What the task requires:
No pictures are to be included when the entries below are reproduced exactly.

####

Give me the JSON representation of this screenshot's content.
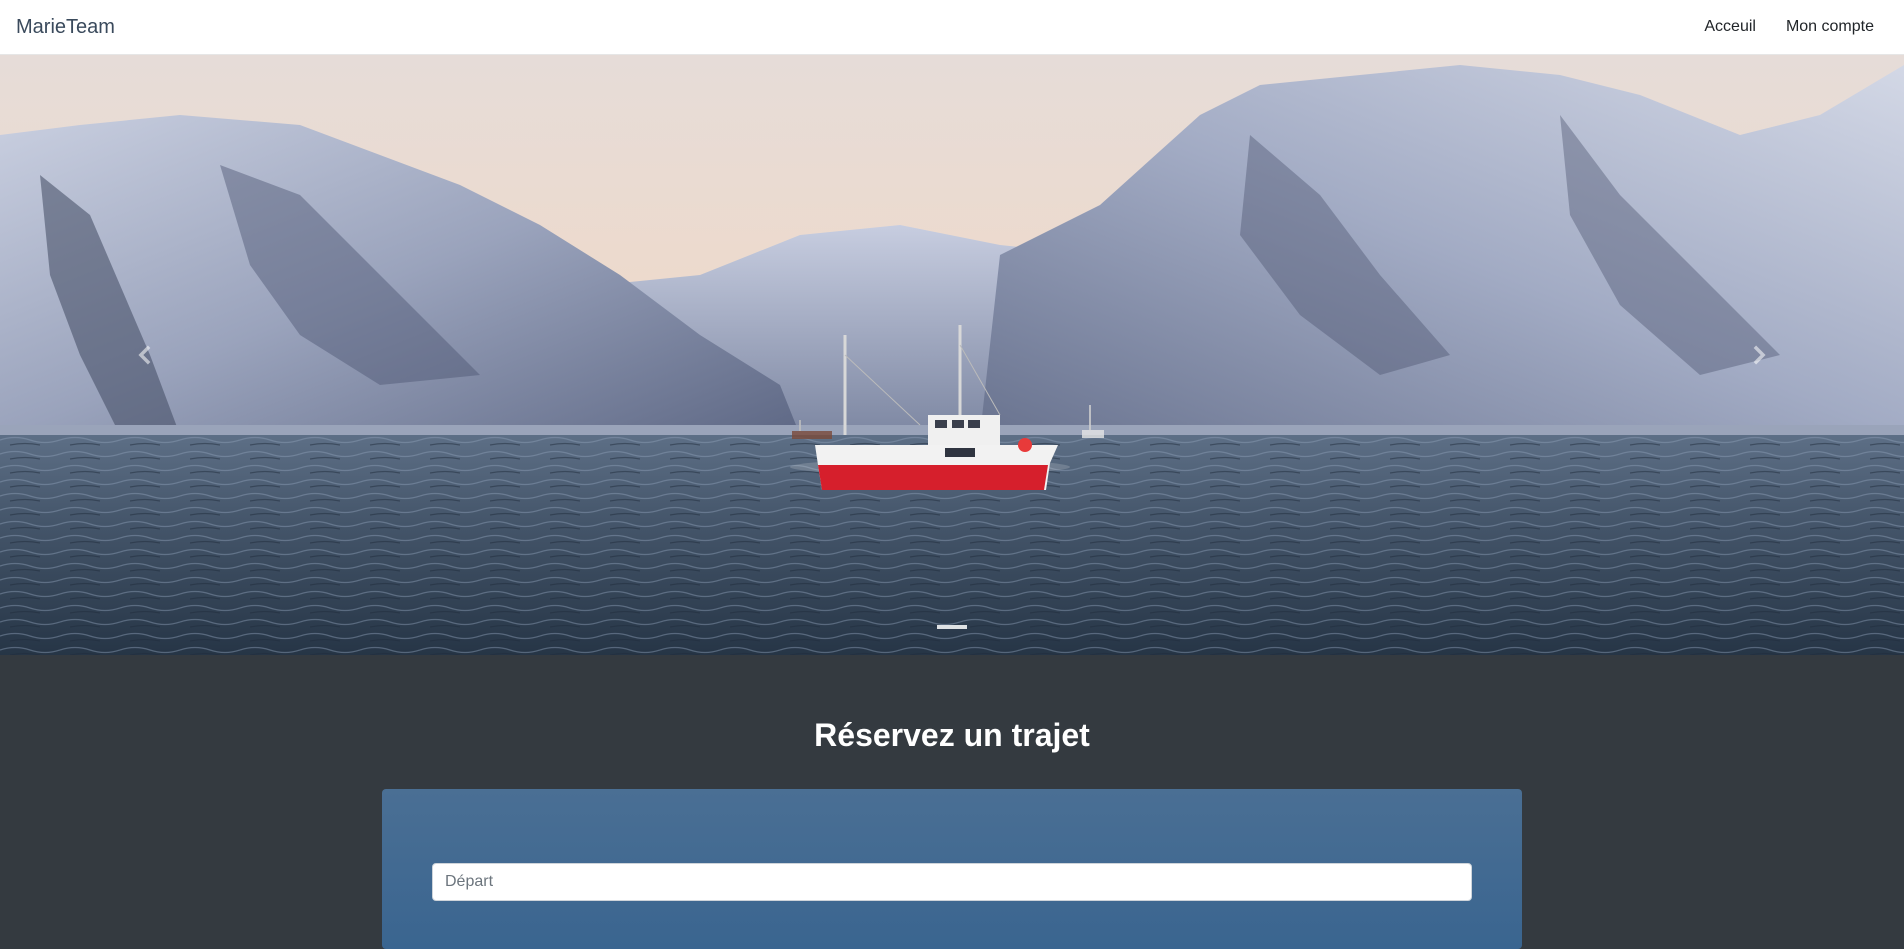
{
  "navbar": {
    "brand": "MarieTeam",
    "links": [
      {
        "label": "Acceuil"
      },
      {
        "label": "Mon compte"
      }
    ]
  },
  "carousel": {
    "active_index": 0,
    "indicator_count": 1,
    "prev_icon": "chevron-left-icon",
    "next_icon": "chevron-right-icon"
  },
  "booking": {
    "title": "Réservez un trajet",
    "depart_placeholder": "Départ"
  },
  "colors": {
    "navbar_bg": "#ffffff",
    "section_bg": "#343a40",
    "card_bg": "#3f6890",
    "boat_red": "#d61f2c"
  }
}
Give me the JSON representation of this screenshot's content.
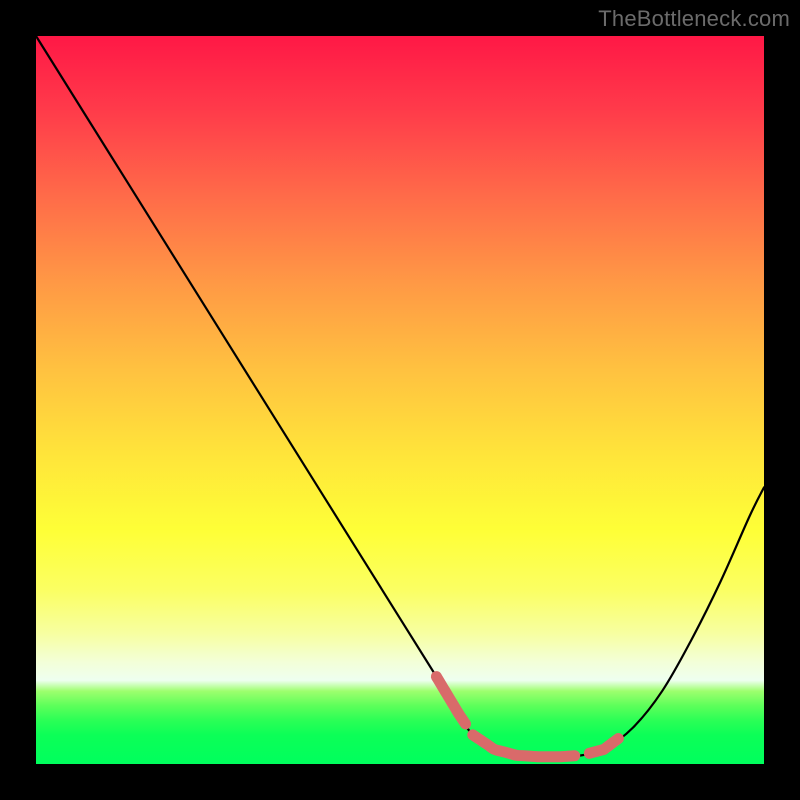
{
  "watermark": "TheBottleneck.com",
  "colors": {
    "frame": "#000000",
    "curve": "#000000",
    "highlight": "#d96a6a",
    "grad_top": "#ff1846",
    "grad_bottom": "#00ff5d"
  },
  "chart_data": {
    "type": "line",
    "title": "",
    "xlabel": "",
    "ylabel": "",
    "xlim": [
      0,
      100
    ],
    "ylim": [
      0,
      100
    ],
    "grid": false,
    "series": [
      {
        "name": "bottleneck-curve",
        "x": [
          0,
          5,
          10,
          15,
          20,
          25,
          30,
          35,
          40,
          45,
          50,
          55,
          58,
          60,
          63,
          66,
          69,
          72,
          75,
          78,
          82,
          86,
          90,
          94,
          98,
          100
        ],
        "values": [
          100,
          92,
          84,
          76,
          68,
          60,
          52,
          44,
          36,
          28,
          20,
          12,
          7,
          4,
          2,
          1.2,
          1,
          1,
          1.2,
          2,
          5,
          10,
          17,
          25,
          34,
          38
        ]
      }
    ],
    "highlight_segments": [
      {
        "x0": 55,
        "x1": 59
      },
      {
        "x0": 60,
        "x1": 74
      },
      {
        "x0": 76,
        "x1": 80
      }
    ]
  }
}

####

Result of this task:
Give me the JSON representation of this screenshot's content.
{
  "navbar": {
    "brand": "MarieTeam",
    "links": [
      {
        "label": "Acceuil"
      },
      {
        "label": "Mon compte"
      }
    ]
  },
  "carousel": {
    "active_index": 0,
    "indicator_count": 1,
    "prev_icon": "chevron-left-icon",
    "next_icon": "chevron-right-icon"
  },
  "booking": {
    "title": "Réservez un trajet",
    "depart_placeholder": "Départ"
  },
  "colors": {
    "navbar_bg": "#ffffff",
    "section_bg": "#343a40",
    "card_bg": "#3f6890",
    "boat_red": "#d61f2c"
  }
}
Give me the JSON representation of this screenshot's content.
{
  "watermark": "TheBottleneck.com",
  "colors": {
    "frame": "#000000",
    "curve": "#000000",
    "highlight": "#d96a6a",
    "grad_top": "#ff1846",
    "grad_bottom": "#00ff5d"
  },
  "chart_data": {
    "type": "line",
    "title": "",
    "xlabel": "",
    "ylabel": "",
    "xlim": [
      0,
      100
    ],
    "ylim": [
      0,
      100
    ],
    "grid": false,
    "series": [
      {
        "name": "bottleneck-curve",
        "x": [
          0,
          5,
          10,
          15,
          20,
          25,
          30,
          35,
          40,
          45,
          50,
          55,
          58,
          60,
          63,
          66,
          69,
          72,
          75,
          78,
          82,
          86,
          90,
          94,
          98,
          100
        ],
        "values": [
          100,
          92,
          84,
          76,
          68,
          60,
          52,
          44,
          36,
          28,
          20,
          12,
          7,
          4,
          2,
          1.2,
          1,
          1,
          1.2,
          2,
          5,
          10,
          17,
          25,
          34,
          38
        ]
      }
    ],
    "highlight_segments": [
      {
        "x0": 55,
        "x1": 59
      },
      {
        "x0": 60,
        "x1": 74
      },
      {
        "x0": 76,
        "x1": 80
      }
    ]
  }
}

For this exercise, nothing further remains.